Data extracts Start Marker
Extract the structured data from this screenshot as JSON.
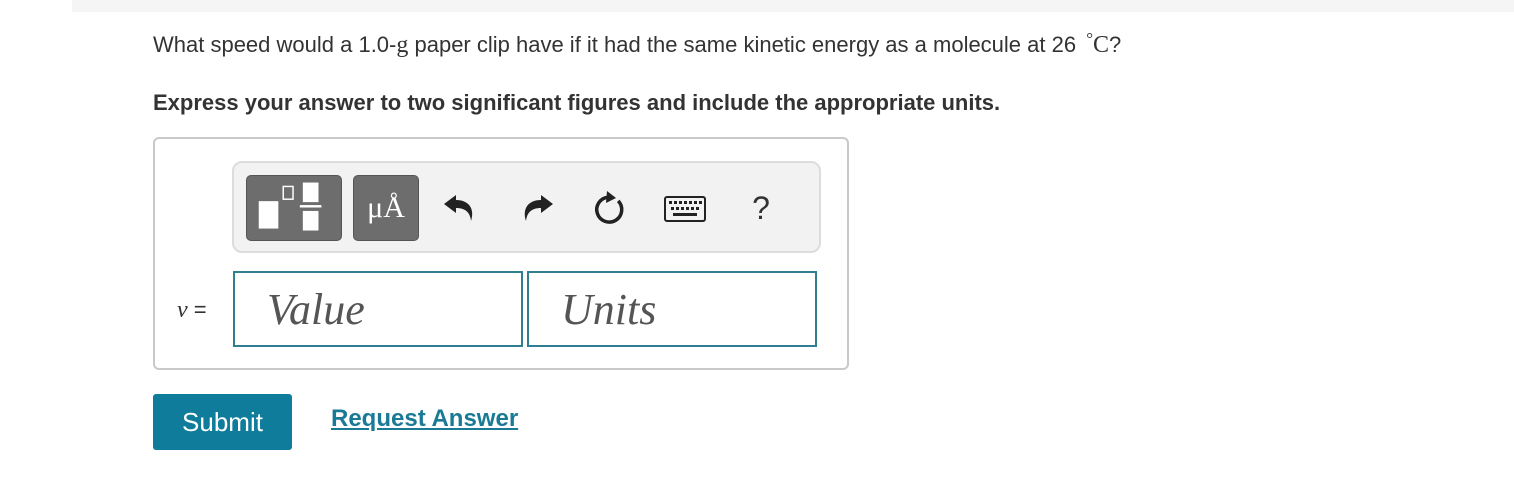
{
  "question": {
    "text_before": "What speed would a 1.0-",
    "unit_g": "g",
    "text_middle": " paper clip have if it had the same kinetic energy as a molecule at 26 ",
    "degree_symbol": "°",
    "unit_c": "C",
    "text_after": "?"
  },
  "instruction": "Express your answer to two significant figures and include the appropriate units.",
  "toolbar": {
    "templates_icon": "templates-icon",
    "units_label": "μÅ",
    "undo_icon": "undo-icon",
    "redo_icon": "redo-icon",
    "reset_icon": "reset-icon",
    "keyboard_icon": "keyboard-icon",
    "help_label": "?"
  },
  "answer": {
    "variable": "v",
    "equals": " =",
    "value_placeholder": "Value",
    "units_placeholder": "Units"
  },
  "actions": {
    "submit_label": "Submit",
    "request_answer_label": "Request Answer"
  },
  "colors": {
    "accent": "#0e7c9a",
    "link": "#1a7a96",
    "field_border": "#2f7f92",
    "toolbar_button": "#6d6d6d"
  }
}
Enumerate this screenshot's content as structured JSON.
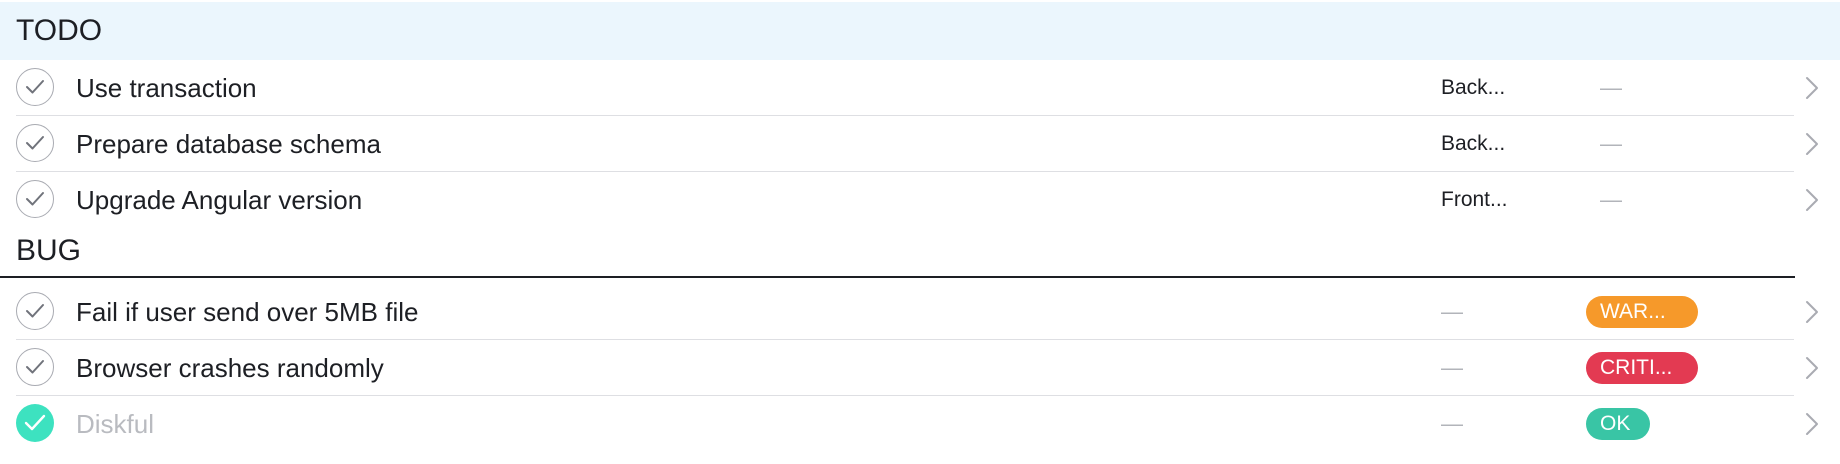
{
  "sections": [
    {
      "title": "TODO",
      "tasks": [
        {
          "title": "Use transaction",
          "project": "Back...",
          "status": "—",
          "completed": false
        },
        {
          "title": "Prepare database schema",
          "project": "Back...",
          "status": "—",
          "completed": false
        },
        {
          "title": "Upgrade Angular version",
          "project": "Front...",
          "status": "—",
          "completed": false
        }
      ]
    },
    {
      "title": "BUG",
      "tasks": [
        {
          "title": "Fail if user send over 5MB file",
          "project": "—",
          "status": "WAR...",
          "status_color": "#f6992a",
          "completed": false
        },
        {
          "title": "Browser crashes randomly",
          "project": "—",
          "status": "CRITI...",
          "status_color": "#e33a52",
          "completed": false
        },
        {
          "title": "Diskful",
          "project": "—",
          "status": "OK",
          "status_color": "#39c5a5",
          "completed": true
        }
      ]
    }
  ],
  "colors": {
    "todo_header_bg": "#ebf6fd",
    "check_done": "#3de2c0",
    "text": "#1d1f24",
    "muted": "#b9bbc0"
  },
  "icons": {
    "check": "check-icon",
    "chevron": "chevron-right-icon"
  }
}
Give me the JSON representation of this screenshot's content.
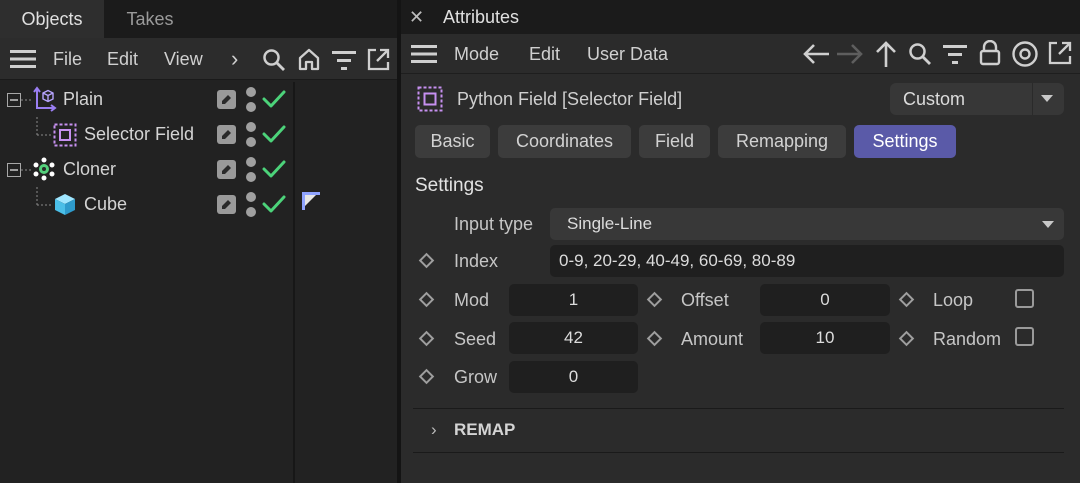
{
  "left_panel": {
    "tabs": [
      {
        "label": "Objects"
      },
      {
        "label": "Takes"
      }
    ],
    "menu": {
      "file": "File",
      "edit": "Edit",
      "view": "View",
      "more": "›"
    },
    "tree": [
      {
        "label": "Plain",
        "icon": "null-object-icon"
      },
      {
        "label": "Selector Field",
        "icon": "python-field-icon"
      },
      {
        "label": "Cloner",
        "icon": "cloner-icon"
      },
      {
        "label": "Cube",
        "icon": "cube-icon"
      }
    ]
  },
  "attributes": {
    "close": "✕",
    "title": "Attributes",
    "menu": {
      "mode": "Mode",
      "edit": "Edit",
      "user_data": "User Data"
    },
    "object_name": "Python Field [Selector Field]",
    "mode_select": "Custom",
    "tabs": [
      {
        "label": "Basic"
      },
      {
        "label": "Coordinates"
      },
      {
        "label": "Field"
      },
      {
        "label": "Remapping"
      },
      {
        "label": "Settings",
        "active": true
      }
    ],
    "section_title": "Settings",
    "input_type": {
      "label": "Input type",
      "value": "Single-Line"
    },
    "index": {
      "label": "Index",
      "value": "0-9, 20-29, 40-49, 60-69, 80-89"
    },
    "mod": {
      "label": "Mod",
      "value": "1"
    },
    "offset": {
      "label": "Offset",
      "value": "0"
    },
    "loop": {
      "label": "Loop",
      "checked": false
    },
    "seed": {
      "label": "Seed",
      "value": "42"
    },
    "amount": {
      "label": "Amount",
      "value": "10"
    },
    "random": {
      "label": "Random",
      "checked": false
    },
    "grow": {
      "label": "Grow",
      "value": "0"
    },
    "remap_group": {
      "label": "REMAP",
      "arrow": "›"
    }
  },
  "colors": {
    "accent_tab": "#5a5aa8",
    "check_green": "#4cd37a",
    "field_purple": "#c790f0",
    "cube_cyan": "#5ec8ee"
  }
}
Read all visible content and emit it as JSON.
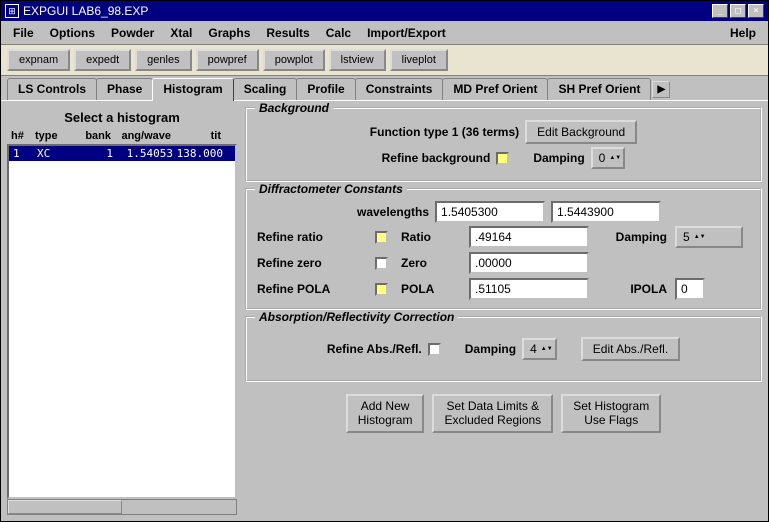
{
  "titlebar": {
    "text": "EXPGUI LAB6_98.EXP"
  },
  "menubar": [
    "File",
    "Options",
    "Powder",
    "Xtal",
    "Graphs",
    "Results",
    "Calc",
    "Import/Export"
  ],
  "menubar_help": "Help",
  "toolbar": [
    "expnam",
    "expedt",
    "genles",
    "powpref",
    "powplot",
    "lstview",
    "liveplot"
  ],
  "tabs": [
    "LS Controls",
    "Phase",
    "Histogram",
    "Scaling",
    "Profile",
    "Constraints",
    "MD Pref Orient",
    "SH Pref Orient"
  ],
  "active_tab": 2,
  "left": {
    "title": "Select a histogram",
    "headers": {
      "h": "h#",
      "type": "type",
      "bank": "bank",
      "angwave": "ang/wave",
      "tit": "tit"
    },
    "row": {
      "h": "1",
      "type": "XC",
      "bank": "1",
      "angwave": "1.54053",
      "tit": "138.000"
    }
  },
  "background": {
    "legend": "Background",
    "func_label": "Function type 1  (36 terms)",
    "edit_btn": "Edit Background",
    "refine_label": "Refine background",
    "damping_label": "Damping",
    "damping_value": "0"
  },
  "diff": {
    "legend": "Diffractometer Constants",
    "wavelengths_label": "wavelengths",
    "wl1": "1.5405300",
    "wl2": "1.5443900",
    "refine_ratio": "Refine ratio",
    "ratio_label": "Ratio",
    "ratio_val": ".49164",
    "damping_label": "Damping",
    "damping_val": "5",
    "refine_zero": "Refine zero",
    "zero_label": "Zero",
    "zero_val": ".00000",
    "refine_pola": "Refine POLA",
    "pola_label": "POLA",
    "pola_val": ".51105",
    "ipola_label": "IPOLA",
    "ipola_val": "0"
  },
  "absorp": {
    "legend": "Absorption/Reflectivity Correction",
    "refine_label": "Refine Abs./Refl.",
    "damping_label": "Damping",
    "damping_val": "4",
    "edit_btn": "Edit Abs./Refl."
  },
  "bottom": {
    "add": "Add New\nHistogram",
    "limits": "Set Data Limits &\nExcluded Regions",
    "flags": "Set Histogram\nUse Flags"
  }
}
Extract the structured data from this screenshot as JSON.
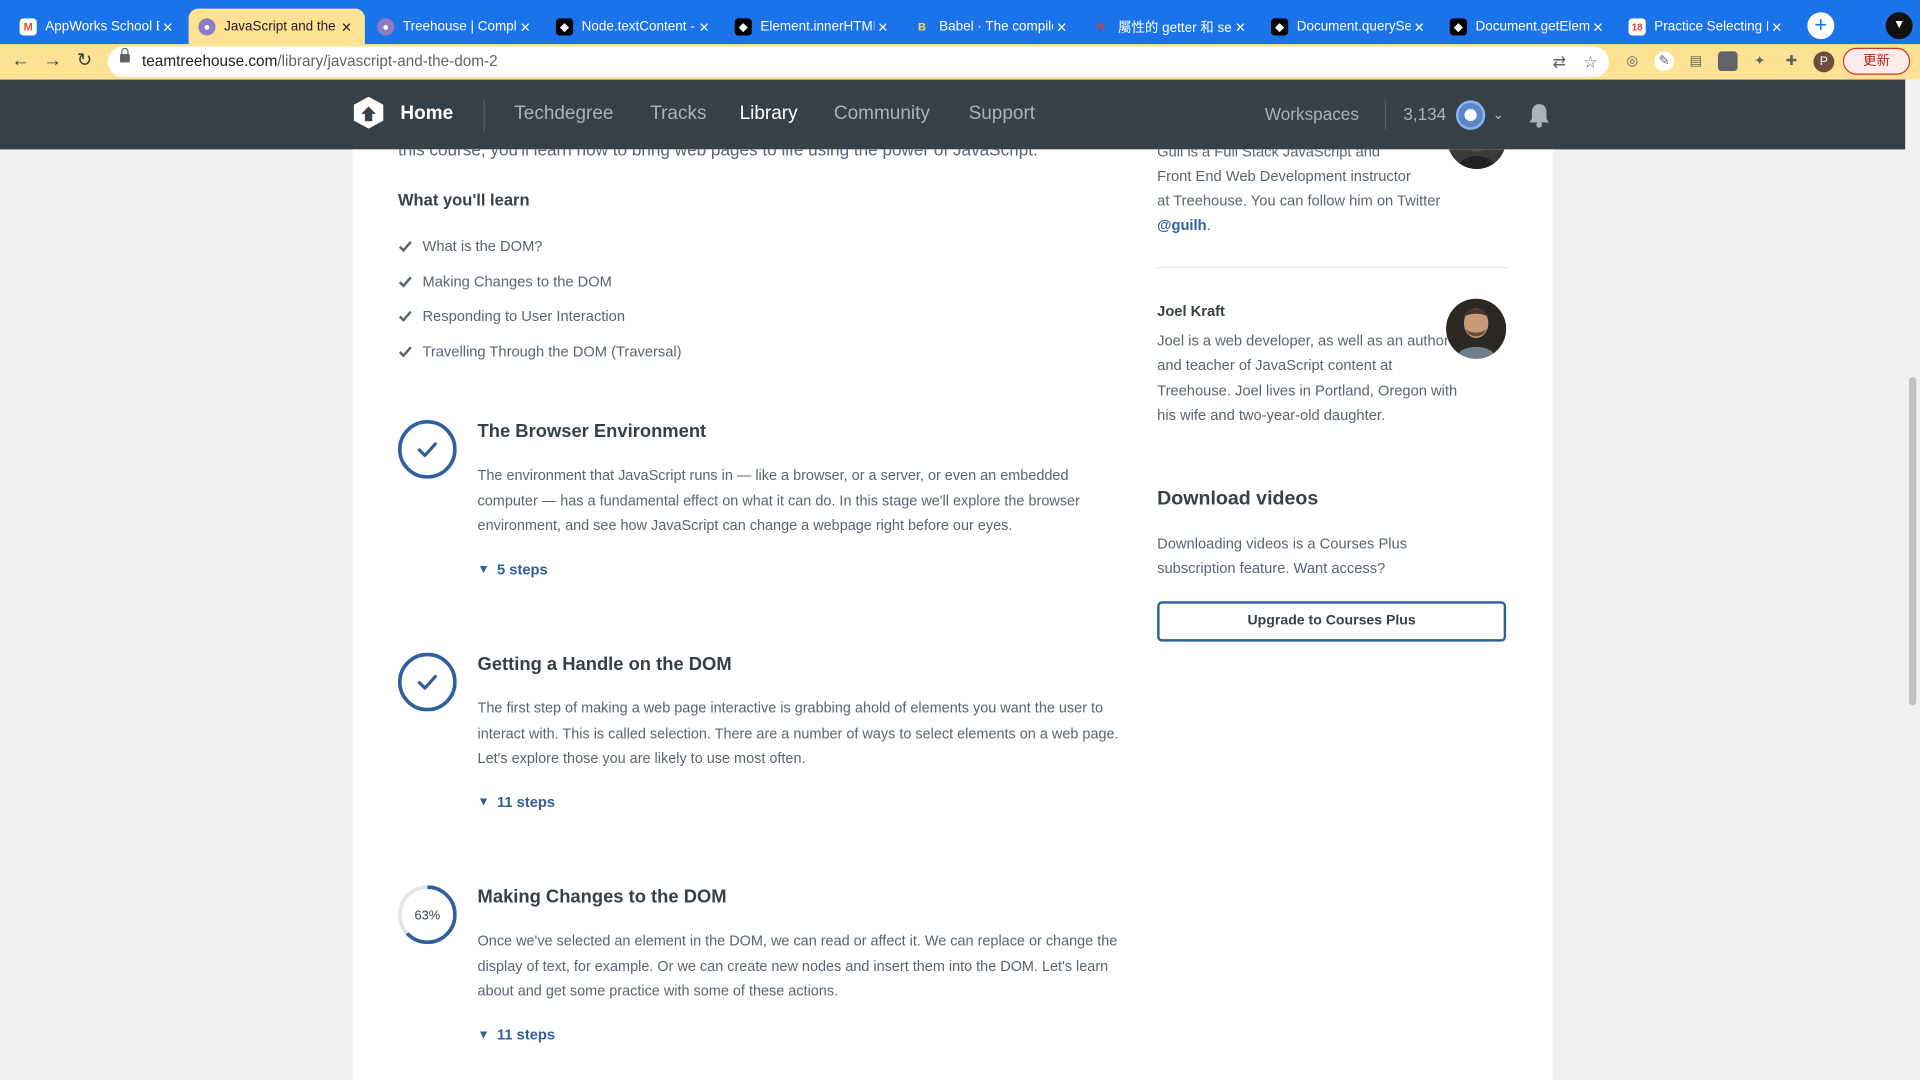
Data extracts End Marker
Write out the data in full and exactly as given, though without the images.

Expected answer ::
Extract the structured data from this screenshot as JSON.
{
  "question": {
    "text_before": "What speed would a 1.0-",
    "unit_g": "g",
    "text_middle": " paper clip have if it had the same kinetic energy as a molecule at 26 ",
    "degree_symbol": "°",
    "unit_c": "C",
    "text_after": "?"
  },
  "instruction": "Express your answer to two significant figures and include the appropriate units.",
  "toolbar": {
    "templates_icon": "templates-icon",
    "units_label": "μÅ",
    "undo_icon": "undo-icon",
    "redo_icon": "redo-icon",
    "reset_icon": "reset-icon",
    "keyboard_icon": "keyboard-icon",
    "help_label": "?"
  },
  "answer": {
    "variable": "v",
    "equals": " =",
    "value_placeholder": "Value",
    "units_placeholder": "Units"
  },
  "actions": {
    "submit_label": "Submit",
    "request_answer_label": "Request Answer"
  },
  "colors": {
    "accent": "#0e7c9a",
    "link": "#1a7a96",
    "field_border": "#2f7f92",
    "toolbar_button": "#6d6d6d"
  }
}
Enumerate this screenshot's content as structured JSON.
{
  "sections": [
    {
      "title": "TODO",
      "tasks": [
        {
          "title": "Use transaction",
          "project": "Back...",
          "status": "—",
          "completed": false
        },
        {
          "title": "Prepare database schema",
          "project": "Back...",
          "status": "—",
          "completed": false
        },
        {
          "title": "Upgrade Angular version",
          "project": "Front...",
          "status": "—",
          "completed": false
        }
      ]
    },
    {
      "title": "BUG",
      "tasks": [
        {
          "title": "Fail if user send over 5MB file",
          "project": "—",
          "status": "WAR...",
          "status_color": "#f6992a",
          "completed": false
        },
        {
          "title": "Browser crashes randomly",
          "project": "—",
          "status": "CRITI...",
          "status_color": "#e33a52",
          "completed": false
        },
        {
          "title": "Diskful",
          "project": "—",
          "status": "OK",
          "status_color": "#39c5a5",
          "completed": true
        }
      ]
    }
  ],
  "colors": {
    "todo_header_bg": "#ebf6fd",
    "check_done": "#3de2c0",
    "text": "#1d1f24",
    "muted": "#b9bbc0"
  },
  "icons": {
    "check": "check-icon",
    "chevron": "chevron-right-icon"
  }
}
Give me the JSON representation of this screenshot's content.
{
  "left_panel": {
    "tabs": [
      {
        "label": "Objects"
      },
      {
        "label": "Takes"
      }
    ],
    "menu": {
      "file": "File",
      "edit": "Edit",
      "view": "View",
      "more": "›"
    },
    "tree": [
      {
        "label": "Plain",
        "icon": "null-object-icon"
      },
      {
        "label": "Selector Field",
        "icon": "python-field-icon"
      },
      {
        "label": "Cloner",
        "icon": "cloner-icon"
      },
      {
        "label": "Cube",
        "icon": "cube-icon"
      }
    ]
  },
  "attributes": {
    "close": "✕",
    "title": "Attributes",
    "menu": {
      "mode": "Mode",
      "edit": "Edit",
      "user_data": "User Data"
    },
    "object_name": "Python Field [Selector Field]",
    "mode_select": "Custom",
    "tabs": [
      {
        "label": "Basic"
      },
      {
        "label": "Coordinates"
      },
      {
        "label": "Field"
      },
      {
        "label": "Remapping"
      },
      {
        "label": "Settings",
        "active": true
      }
    ],
    "section_title": "Settings",
    "input_type": {
      "label": "Input type",
      "value": "Single-Line"
    },
    "index": {
      "label": "Index",
      "value": "0-9, 20-29, 40-49, 60-69, 80-89"
    },
    "mod": {
      "label": "Mod",
      "value": "1"
    },
    "offset": {
      "label": "Offset",
      "value": "0"
    },
    "loop": {
      "label": "Loop",
      "checked": false
    },
    "seed": {
      "label": "Seed",
      "value": "42"
    },
    "amount": {
      "label": "Amount",
      "value": "10"
    },
    "random": {
      "label": "Random",
      "checked": false
    },
    "grow": {
      "label": "Grow",
      "value": "0"
    },
    "remap_group": {
      "label": "REMAP",
      "arrow": "›"
    }
  },
  "colors": {
    "accent_tab": "#5a5aa8",
    "check_green": "#4cd37a",
    "field_purple": "#c790f0",
    "cube_cyan": "#5ec8ee"
  }
}
Read all visible content and emit it as JSON.
{
  "titlebar": {
    "text": "EXPGUI LAB6_98.EXP"
  },
  "menubar": [
    "File",
    "Options",
    "Powder",
    "Xtal",
    "Graphs",
    "Results",
    "Calc",
    "Import/Export"
  ],
  "menubar_help": "Help",
  "toolbar": [
    "expnam",
    "expedt",
    "genles",
    "powpref",
    "powplot",
    "lstview",
    "liveplot"
  ],
  "tabs": [
    "LS Controls",
    "Phase",
    "Histogram",
    "Scaling",
    "Profile",
    "Constraints",
    "MD Pref Orient",
    "SH Pref Orient"
  ],
  "active_tab": 2,
  "left": {
    "title": "Select a histogram",
    "headers": {
      "h": "h#",
      "type": "type",
      "bank": "bank",
      "angwave": "ang/wave",
      "tit": "tit"
    },
    "row": {
      "h": "1",
      "type": "XC",
      "bank": "1",
      "angwave": "1.54053",
      "tit": "138.000"
    }
  },
  "background": {
    "legend": "Background",
    "func_label": "Function type 1  (36 terms)",
    "edit_btn": "Edit Background",
    "refine_label": "Refine background",
    "damping_label": "Damping",
    "damping_value": "0"
  },
  "diff": {
    "legend": "Diffractometer Constants",
    "wavelengths_label": "wavelengths",
    "wl1": "1.5405300",
    "wl2": "1.5443900",
    "refine_ratio": "Refine ratio",
    "ratio_label": "Ratio",
    "ratio_val": ".49164",
    "damping_label": "Damping",
    "damping_val": "5",
    "refine_zero": "Refine zero",
    "zero_label": "Zero",
    "zero_val": ".00000",
    "refine_pola": "Refine POLA",
    "pola_label": "POLA",
    "pola_val": ".51105",
    "ipola_label": "IPOLA",
    "ipola_val": "0"
  },
  "absorp": {
    "legend": "Absorption/Reflectivity Correction",
    "refine_label": "Refine Abs./Refl.",
    "damping_label": "Damping",
    "damping_val": "4",
    "edit_btn": "Edit Abs./Refl."
  },
  "bottom": {
    "add": "Add New\nHistogram",
    "limits": "Set Data Limits &\nExcluded Regions",
    "flags": "Set Histogram\nUse Flags"
  }
}
Extract the structured data from this screenshot as JSON.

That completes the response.